I was baptized when Dad was conducting a Gospel Meeting when the McCollum church was active. A great uncle, Lester Key, who was blinded when young, and his wife, Effie, lived a short distance from the old church building and Dad was called on a number of times to conduct meetings there. Uncle Lester, the grandfather of Jimmie Alexander, made brooms, and Aunt Effie taught at the school which was located at McCollum.  

The church building there had no baptistery and there were several who responded to the gospel invitation that night expressing a wish to be baptized so we traveled to the 5th Avenue church building which had a baptistery and were baptized. After this time the church at Mccollum and the one at Shiloh, located on the Kings Mill Road further south, merged to form Midway Church of Christ with the building located, appropriately, midway between the two church buildings. The old buildings have long been demolished and the Midway congregation has thrived.

There have been a number of other mergers of Churches of Christ in the county. The Dora church, which was located beside the old Dora High School, merged with some members of other local congregations to establish the East Walker Church of Christ. Some members, however, stayed with their local churches, such as Argo and Dilworth and remained viable congregations.
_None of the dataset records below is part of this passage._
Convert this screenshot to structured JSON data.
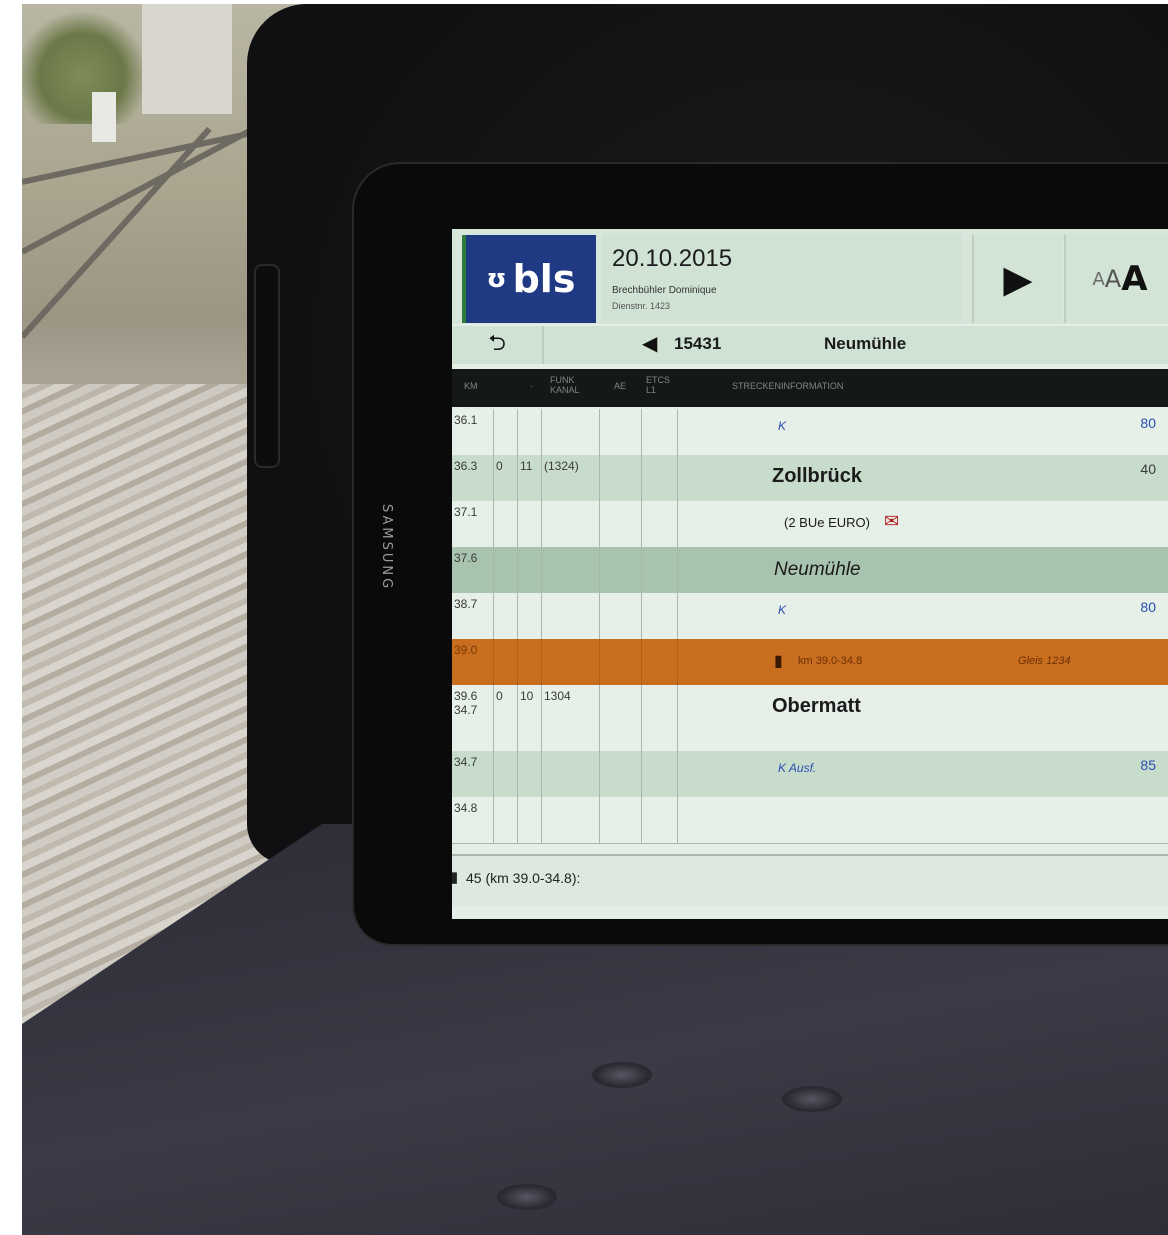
{
  "header": {
    "logo_text": "bls",
    "date": "20.10.2015",
    "driver_name": "Brechbühler Dominique",
    "duty_label": "Dienstnr. 1423"
  },
  "toolbar": {
    "play_icon": "▶",
    "font_size_small": "A",
    "font_size_medium": "A",
    "font_size_large": "A"
  },
  "navigation": {
    "back_icon": "⮌",
    "prev_icon": "◀",
    "train_number": "15431",
    "current_station": "Neumühle"
  },
  "columns": [
    "KM",
    "",
    "·",
    "FUNK KANAL",
    "AE",
    "ETCS L1",
    "STRECKENINFORMATION"
  ],
  "rows": [
    {
      "km": "36.1",
      "c1": "",
      "c2": "",
      "funk": "",
      "info": "K",
      "info_style": "signal",
      "speed": "80",
      "shade": "light"
    },
    {
      "km": "36.3",
      "c1": "0",
      "c2": "11",
      "funk": "(1324)",
      "info": "Zollbrück",
      "info_style": "station",
      "speed": "40",
      "shade": "mid"
    },
    {
      "km": "37.1",
      "c1": "",
      "c2": "",
      "funk": "",
      "info": "(2 BUe EURO)",
      "info_style": "note",
      "speed": "",
      "shade": "light"
    },
    {
      "km": "37.6",
      "c1": "",
      "c2": "",
      "funk": "",
      "info": "Neumühle",
      "info_style": "italic",
      "speed": "",
      "shade": "dark"
    },
    {
      "km": "38.7",
      "c1": "",
      "c2": "",
      "funk": "",
      "info": "K",
      "info_style": "signal",
      "speed": "80",
      "shade": "light"
    },
    {
      "km": "39.0",
      "c1": "",
      "c2": "",
      "funk": "",
      "info": "km 39.0-34.8",
      "info_style": "warning",
      "speed": "",
      "extra": "Gleis 1234",
      "shade": "orange"
    },
    {
      "km": "39.6",
      "km2": "34.7",
      "c1": "0",
      "c2": "10",
      "funk": "1304",
      "info": "Obermatt",
      "info_style": "station",
      "speed": "",
      "shade": "light"
    },
    {
      "km": "34.7",
      "c1": "",
      "c2": "",
      "funk": "",
      "info": "K Ausf.",
      "info_style": "signal",
      "speed": "85",
      "shade": "mid"
    },
    {
      "km": "34.8",
      "c1": "",
      "c2": "",
      "funk": "",
      "info": "",
      "info_style": "note",
      "speed": "",
      "shade": "light"
    }
  ],
  "footer": {
    "message": "45 (km 39.0-34.8):"
  },
  "device": {
    "brand": "SAMSUNG"
  },
  "colors": {
    "bls_blue": "#1f3a82",
    "bls_green": "#2d7c3c",
    "row_light": "#e6efe8",
    "row_mid": "#c7dccb",
    "row_dark": "#a9c4ae",
    "row_orange": "#c96e1e",
    "speed_blue": "#2a4fb0"
  }
}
Likewise, in West Walker County the churches at Townley and Ripley merged to create the West Walker congregation. Members of the church at Aldridge started meeting with the larger congregation at Parrish.

Dad conducted meetings at Ripley before their merger with Townley where I also recall Dad preaching there for a week’s meeting. He also preached in meetings at the Kansas and Eldridge churches. The Eldridge building at that time was located not far from the old Byler Road before the new building was built at the intersection of Highway 78 and Highway 13. The old building there was used briefly for other purposes and then torn down. 

My Father and the Farris (Frank) family in Eldridge were long time friends as were other members who attended there. Cecil Newcome of Kansas was also a family friend.       

Just outside of Walker County was another congregation where Dad held a number of meetings.  It was the Howard Congregation located on the Fish Hatchery road leaving Carbon Hill. The best that I can recall, some people referred to it as the old Moss McCormick community (remember, all this is from about 70 year old memories). 

I do recall the Studdard and the McLemore families who attended there. Henry McLemore, as I recall, had a saw mill and also an airplane. I was told that he was killed when his tractor overturned on him while mowing the yard at the Howard church building, working for his Master.

There are two Churches of Christ in Walker County that go by the name of Macedonia, both of which my dad has conducted meetings over the fifty-five years he preached here. Both of these congregations have moved into new buildings in the not too distant past. 

Macedonia on the Holly Grove Road, across from the Boshell cemetery, recently moved from the old building into their new one built near it. A few years ago,  Macedonia on Blackwater also built a beautiful new house of worship after many years meeting in their old building, and where I remember attending when dad would preach there.

In all these places there are many names and people that I recall but I do not have the space to mention. I remember the Wilson family who attended Macedonia on the Holly Grove Road and the Barker family at the Blackwater congregation. We ate dinner at the home of Grady Barker many times and he was truly a unique individual. He kept milk cold by lowering a gallon jug into a hand dug well (the only time I have ever seen that) and grew the finest watermelons, which he would peddle from his wagon. He owned a cabin in the Bankhead Forest and every year he, along with anyone else who were brave enough to do it, would walk from his home in the Macedonia community to his cabin on Quillen Creek in the forest.

One year when I was on school brake from Harding, Dad was preaching in a meeting at Nauvoo, another church which now is no longer active. He asked me to speak for him one night.

We had two baptisms that night, which was an encouragement to a young preacher.